A 1919 theatre strike won the playwrights of Dramatists Guild the right to retain copyright in their works. To this day, dramatists own their plays and merely license them to producers. Further, they have the right to approve or reject the cast, director, and any proposed changes in the dialogue. Contractually, a playwright is a rugged individualist, an Ayn Rand hero.
If memory serves, Rand had total (and highly unusual) editorial control of the script for the movie version of The Fountainhead. The communist script writers must have been very envious.
But the Hollywood movie script writers did not enjoy this legal right and their battle against the Hollywood studios over the right to control their own intellectual property led to to the blacklist against communists.
Insanely ironic as it seems now, many screenwriters became Communists because they despised the movie business' need for cooperation. How turning command of the entire economy over to a dictatorship would restore the unfettered joys of individual craftsmanship was a little fuzzy, but, hey, if you couldn't trust Stalin, whom could you trust?
The possibility of studios blacklisting writers first surfaced in the 1930s when the moguls' cartel turned aside the leftist screenwriters' push to align themselves with the Dramatists Guild by threatening to fire union supporters. "It wouldn't be a blacklist because it would all be done over the telephone," Jack Warner explained.
Decades later, after the formal Blacklist era, this labor-management conflict was eventually resolved by a tacit compromise. The blacklisted writers were elevated in the collective memory to the role of martyrs. Their leftism (but not their Stalinism, which was conveniently forgotten) was enshrined as the appropriate ideology of all respectable movie folk.In return, the producers damn well hung on to their property rights in screenplays.

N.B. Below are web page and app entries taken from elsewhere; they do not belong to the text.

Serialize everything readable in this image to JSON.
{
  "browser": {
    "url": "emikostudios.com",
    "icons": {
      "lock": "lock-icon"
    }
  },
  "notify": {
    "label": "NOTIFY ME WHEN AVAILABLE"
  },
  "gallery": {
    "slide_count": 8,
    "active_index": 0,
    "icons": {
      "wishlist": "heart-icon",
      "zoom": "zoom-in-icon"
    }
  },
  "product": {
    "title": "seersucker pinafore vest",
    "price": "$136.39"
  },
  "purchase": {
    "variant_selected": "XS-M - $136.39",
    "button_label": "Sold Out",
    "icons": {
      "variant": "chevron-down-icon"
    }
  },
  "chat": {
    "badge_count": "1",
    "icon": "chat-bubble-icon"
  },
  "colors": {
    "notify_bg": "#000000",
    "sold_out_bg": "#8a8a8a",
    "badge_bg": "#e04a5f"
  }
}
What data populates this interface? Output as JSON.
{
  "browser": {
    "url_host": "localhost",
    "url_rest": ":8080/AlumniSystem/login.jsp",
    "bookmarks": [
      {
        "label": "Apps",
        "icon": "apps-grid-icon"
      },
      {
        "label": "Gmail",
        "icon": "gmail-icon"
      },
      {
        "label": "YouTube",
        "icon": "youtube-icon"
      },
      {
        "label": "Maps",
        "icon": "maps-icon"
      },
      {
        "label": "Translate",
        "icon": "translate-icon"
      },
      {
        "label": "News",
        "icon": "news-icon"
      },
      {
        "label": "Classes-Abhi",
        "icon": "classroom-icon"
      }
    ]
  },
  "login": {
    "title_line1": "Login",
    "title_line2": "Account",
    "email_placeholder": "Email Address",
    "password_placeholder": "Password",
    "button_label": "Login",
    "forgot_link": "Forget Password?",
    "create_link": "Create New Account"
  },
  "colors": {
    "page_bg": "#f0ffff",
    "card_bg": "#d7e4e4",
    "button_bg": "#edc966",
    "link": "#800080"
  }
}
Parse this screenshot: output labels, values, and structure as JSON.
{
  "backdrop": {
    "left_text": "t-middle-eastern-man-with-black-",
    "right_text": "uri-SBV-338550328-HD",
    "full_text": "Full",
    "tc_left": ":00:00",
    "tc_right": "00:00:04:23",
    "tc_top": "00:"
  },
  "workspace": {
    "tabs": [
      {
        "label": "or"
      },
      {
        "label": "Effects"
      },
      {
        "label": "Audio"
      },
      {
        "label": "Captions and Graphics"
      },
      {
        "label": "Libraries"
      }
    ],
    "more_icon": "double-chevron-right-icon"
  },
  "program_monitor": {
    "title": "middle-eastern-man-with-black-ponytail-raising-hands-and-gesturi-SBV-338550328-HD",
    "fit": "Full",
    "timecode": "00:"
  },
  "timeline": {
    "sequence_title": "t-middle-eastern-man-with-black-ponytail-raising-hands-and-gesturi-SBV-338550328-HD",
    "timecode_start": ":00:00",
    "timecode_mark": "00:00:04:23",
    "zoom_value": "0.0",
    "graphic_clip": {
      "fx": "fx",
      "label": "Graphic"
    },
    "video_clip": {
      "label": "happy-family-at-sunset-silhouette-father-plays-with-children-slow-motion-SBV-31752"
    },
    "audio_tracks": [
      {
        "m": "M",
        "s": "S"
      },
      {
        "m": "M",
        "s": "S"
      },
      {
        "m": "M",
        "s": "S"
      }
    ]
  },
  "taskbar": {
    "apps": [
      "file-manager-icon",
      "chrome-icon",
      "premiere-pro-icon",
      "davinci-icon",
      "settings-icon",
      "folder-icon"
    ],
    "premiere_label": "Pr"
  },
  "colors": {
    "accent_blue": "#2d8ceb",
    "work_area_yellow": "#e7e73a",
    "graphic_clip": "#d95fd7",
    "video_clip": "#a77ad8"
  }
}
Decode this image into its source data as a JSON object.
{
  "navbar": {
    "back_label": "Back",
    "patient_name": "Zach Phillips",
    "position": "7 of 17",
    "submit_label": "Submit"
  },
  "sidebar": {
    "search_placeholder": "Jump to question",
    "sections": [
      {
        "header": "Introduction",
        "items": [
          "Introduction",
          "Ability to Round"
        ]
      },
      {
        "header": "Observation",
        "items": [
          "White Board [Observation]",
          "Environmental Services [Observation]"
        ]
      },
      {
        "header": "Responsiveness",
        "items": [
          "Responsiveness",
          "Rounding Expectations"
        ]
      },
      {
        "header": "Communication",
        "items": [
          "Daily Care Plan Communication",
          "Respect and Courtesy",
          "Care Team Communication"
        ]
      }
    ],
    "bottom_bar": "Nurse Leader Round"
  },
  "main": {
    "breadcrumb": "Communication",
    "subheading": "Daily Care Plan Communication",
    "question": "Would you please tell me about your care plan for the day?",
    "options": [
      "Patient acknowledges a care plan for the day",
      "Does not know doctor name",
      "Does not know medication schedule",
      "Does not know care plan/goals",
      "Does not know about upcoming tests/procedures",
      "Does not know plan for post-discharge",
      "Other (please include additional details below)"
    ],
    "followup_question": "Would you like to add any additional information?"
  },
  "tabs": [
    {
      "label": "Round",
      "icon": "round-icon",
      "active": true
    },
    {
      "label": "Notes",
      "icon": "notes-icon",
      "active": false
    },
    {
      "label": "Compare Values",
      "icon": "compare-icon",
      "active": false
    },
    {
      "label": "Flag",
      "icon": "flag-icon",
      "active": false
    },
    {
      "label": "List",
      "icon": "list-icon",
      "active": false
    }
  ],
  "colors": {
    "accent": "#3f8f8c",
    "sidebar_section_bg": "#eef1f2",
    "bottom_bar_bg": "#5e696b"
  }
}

This is not history as popularly portrayed, now is it? Stalinist writers fighting for copyright control (in other words, intellectual property) of their own works? Oh, and they conducted this fight against the command economies which operated inside each movie studio. How convenient that the US Congress pressured Hollywood on communists. Just the excuse needed to break their attempt to get more intellectual property.
A too little recognized aspect of corporate capitalism is that internally corporations are command economies. They are not based on the Marxist "from each according to his ability and to each according to his need". Rather, they operate more like "from each to the extent we can pressure him to work harder and to each according to whether he can get a higher salary inside another corporate command economy". But even that limited right only works when a corporate command economy won't sue a departing worker for taking a job at a competitor with the claim the worker is taking company secrets with him.
Legal reforms that establish more property rights for individual knowledge workers make industry less a bunch of large command economies. Whether that would be more or less fair or more or less economically efficient is hard to say. I suspect such reforms would tend to increase economic inequality and also boost productivity by providing much more incentive to create.
Steve's article makes a wide assortment of other observations about the movie industry, politics, and American culture. Suggest you read it in full.
|Share |||By Randall Parker at 2005 August 24 11:56 AM Politics Money|